[Data extracts]:
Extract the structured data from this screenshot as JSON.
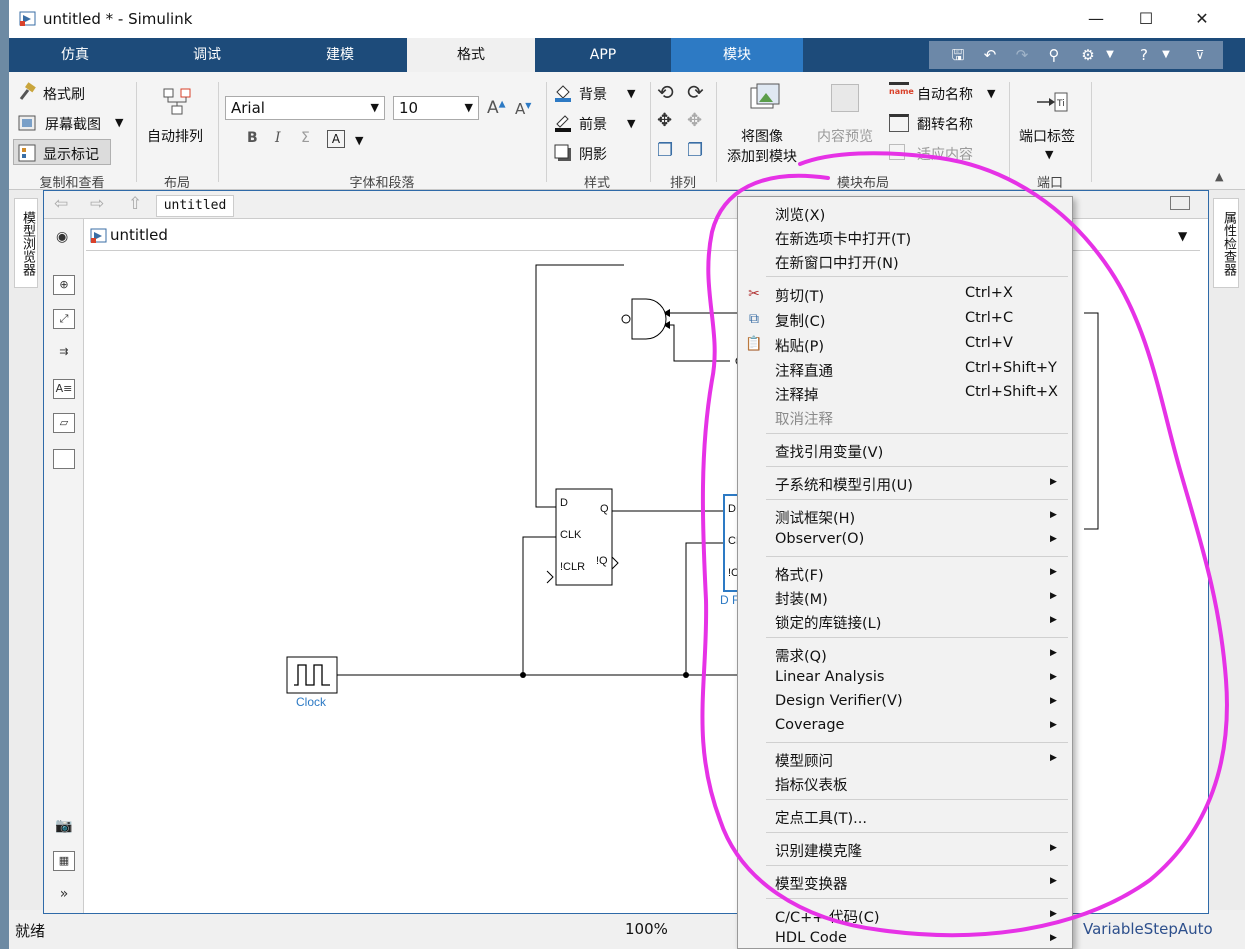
{
  "window": {
    "title": "untitled * - Simulink",
    "minimize": "—",
    "maximize": "☐",
    "close": "✕"
  },
  "tabs": [
    "仿真",
    "调试",
    "建模",
    "格式",
    "APP",
    "模块"
  ],
  "ribbon": {
    "copy_view": {
      "format_painter": "格式刷",
      "screenshot": "屏幕截图",
      "show_markers": "显示标记",
      "section": "复制和查看"
    },
    "layout": {
      "auto_arrange": "自动排列",
      "section": "布局"
    },
    "font": {
      "font_name": "Arial",
      "font_size": "10",
      "section": "字体和段落"
    },
    "style": {
      "background": "背景",
      "foreground": "前景",
      "shadow": "阴影",
      "section": "样式"
    },
    "arrange": {
      "section": "排列"
    },
    "block_layout": {
      "add_image_1": "将图像",
      "add_image_2": "添加到模块",
      "content_preview": "内容预览",
      "auto_name": "自动名称",
      "flip_name": "翻转名称",
      "fit_content": "适应内容",
      "section": "模块布局"
    },
    "port": {
      "port_label": "端口标签",
      "section": "端口"
    }
  },
  "side": {
    "left_label": "模型浏览器",
    "right_label": "属性检查器"
  },
  "editor": {
    "tab": "untitled",
    "path": "untitled"
  },
  "blocks": {
    "dff1": {
      "d": "D",
      "q": "Q",
      "clk": "CLK",
      "clr": "!CLR",
      "nq": "!Q"
    },
    "dff2": {
      "d": "D",
      "clk": "CLK",
      "clr": "!CL",
      "name": "D Fl"
    },
    "clock": {
      "name": "Clock"
    }
  },
  "status": {
    "ready": "就绪",
    "zoom": "100%",
    "solver": "VariableStepAuto"
  },
  "context_menu": [
    {
      "label": "浏览(X)"
    },
    {
      "label": "在新选项卡中打开(T)"
    },
    {
      "label": "在新窗口中打开(N)"
    },
    {
      "label": "剪切(T)",
      "shortcut": "Ctrl+X"
    },
    {
      "label": "复制(C)",
      "shortcut": "Ctrl+C"
    },
    {
      "label": "粘贴(P)",
      "shortcut": "Ctrl+V"
    },
    {
      "label": "注释直通",
      "shortcut": "Ctrl+Shift+Y"
    },
    {
      "label": "注释掉",
      "shortcut": "Ctrl+Shift+X"
    },
    {
      "label": "取消注释"
    },
    {
      "label": "查找引用变量(V)"
    },
    {
      "label": "子系统和模型引用(U)"
    },
    {
      "label": "测试框架(H)"
    },
    {
      "label": "Observer(O)"
    },
    {
      "label": "格式(F)"
    },
    {
      "label": "封装(M)"
    },
    {
      "label": "锁定的库链接(L)"
    },
    {
      "label": "需求(Q)"
    },
    {
      "label": "Linear Analysis"
    },
    {
      "label": "Design Verifier(V)"
    },
    {
      "label": "Coverage"
    },
    {
      "label": "模型顾问"
    },
    {
      "label": "指标仪表板"
    },
    {
      "label": "定点工具(T)..."
    },
    {
      "label": "识别建模克隆"
    },
    {
      "label": "模型变换器"
    },
    {
      "label": "C/C++ 代码(C)"
    },
    {
      "label": "HDL Code"
    }
  ]
}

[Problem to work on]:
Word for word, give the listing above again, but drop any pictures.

[Completed exercise]:
Extract the structured data from this screenshot as JSON.
{
  "window": {
    "title": "untitled * - Simulink",
    "minimize": "—",
    "maximize": "☐",
    "close": "✕"
  },
  "tabs": [
    "仿真",
    "调试",
    "建模",
    "格式",
    "APP",
    "模块"
  ],
  "ribbon": {
    "copy_view": {
      "format_painter": "格式刷",
      "screenshot": "屏幕截图",
      "show_markers": "显示标记",
      "section": "复制和查看"
    },
    "layout": {
      "auto_arrange": "自动排列",
      "section": "布局"
    },
    "font": {
      "font_name": "Arial",
      "font_size": "10",
      "section": "字体和段落"
    },
    "style": {
      "background": "背景",
      "foreground": "前景",
      "shadow": "阴影",
      "section": "样式"
    },
    "arrange": {
      "section": "排列"
    },
    "block_layout": {
      "add_image_1": "将图像",
      "add_image_2": "添加到模块",
      "content_preview": "内容预览",
      "auto_name": "自动名称",
      "flip_name": "翻转名称",
      "fit_content": "适应内容",
      "section": "模块布局"
    },
    "port": {
      "port_label": "端口标签",
      "section": "端口"
    }
  },
  "side": {
    "left_label": "模型浏览器",
    "right_label": "属性检查器"
  },
  "editor": {
    "tab": "untitled",
    "path": "untitled"
  },
  "blocks": {
    "dff1": {
      "d": "D",
      "q": "Q",
      "clk": "CLK",
      "clr": "!CLR",
      "nq": "!Q"
    },
    "dff2": {
      "d": "D",
      "clk": "CLK",
      "clr": "!CL",
      "name": "D Fl"
    },
    "clock": {
      "name": "Clock"
    }
  },
  "status": {
    "ready": "就绪",
    "zoom": "100%",
    "solver": "VariableStepAuto"
  },
  "context_menu": [
    {
      "label": "浏览(X)"
    },
    {
      "label": "在新选项卡中打开(T)"
    },
    {
      "label": "在新窗口中打开(N)"
    },
    {
      "label": "剪切(T)",
      "shortcut": "Ctrl+X"
    },
    {
      "label": "复制(C)",
      "shortcut": "Ctrl+C"
    },
    {
      "label": "粘贴(P)",
      "shortcut": "Ctrl+V"
    },
    {
      "label": "注释直通",
      "shortcut": "Ctrl+Shift+Y"
    },
    {
      "label": "注释掉",
      "shortcut": "Ctrl+Shift+X"
    },
    {
      "label": "取消注释"
    },
    {
      "label": "查找引用变量(V)"
    },
    {
      "label": "子系统和模型引用(U)"
    },
    {
      "label": "测试框架(H)"
    },
    {
      "label": "Observer(O)"
    },
    {
      "label": "格式(F)"
    },
    {
      "label": "封装(M)"
    },
    {
      "label": "锁定的库链接(L)"
    },
    {
      "label": "需求(Q)"
    },
    {
      "label": "Linear Analysis"
    },
    {
      "label": "Design Verifier(V)"
    },
    {
      "label": "Coverage"
    },
    {
      "label": "模型顾问"
    },
    {
      "label": "指标仪表板"
    },
    {
      "label": "定点工具(T)..."
    },
    {
      "label": "识别建模克隆"
    },
    {
      "label": "模型变换器"
    },
    {
      "label": "C/C++ 代码(C)"
    },
    {
      "label": "HDL Code"
    }
  ]
}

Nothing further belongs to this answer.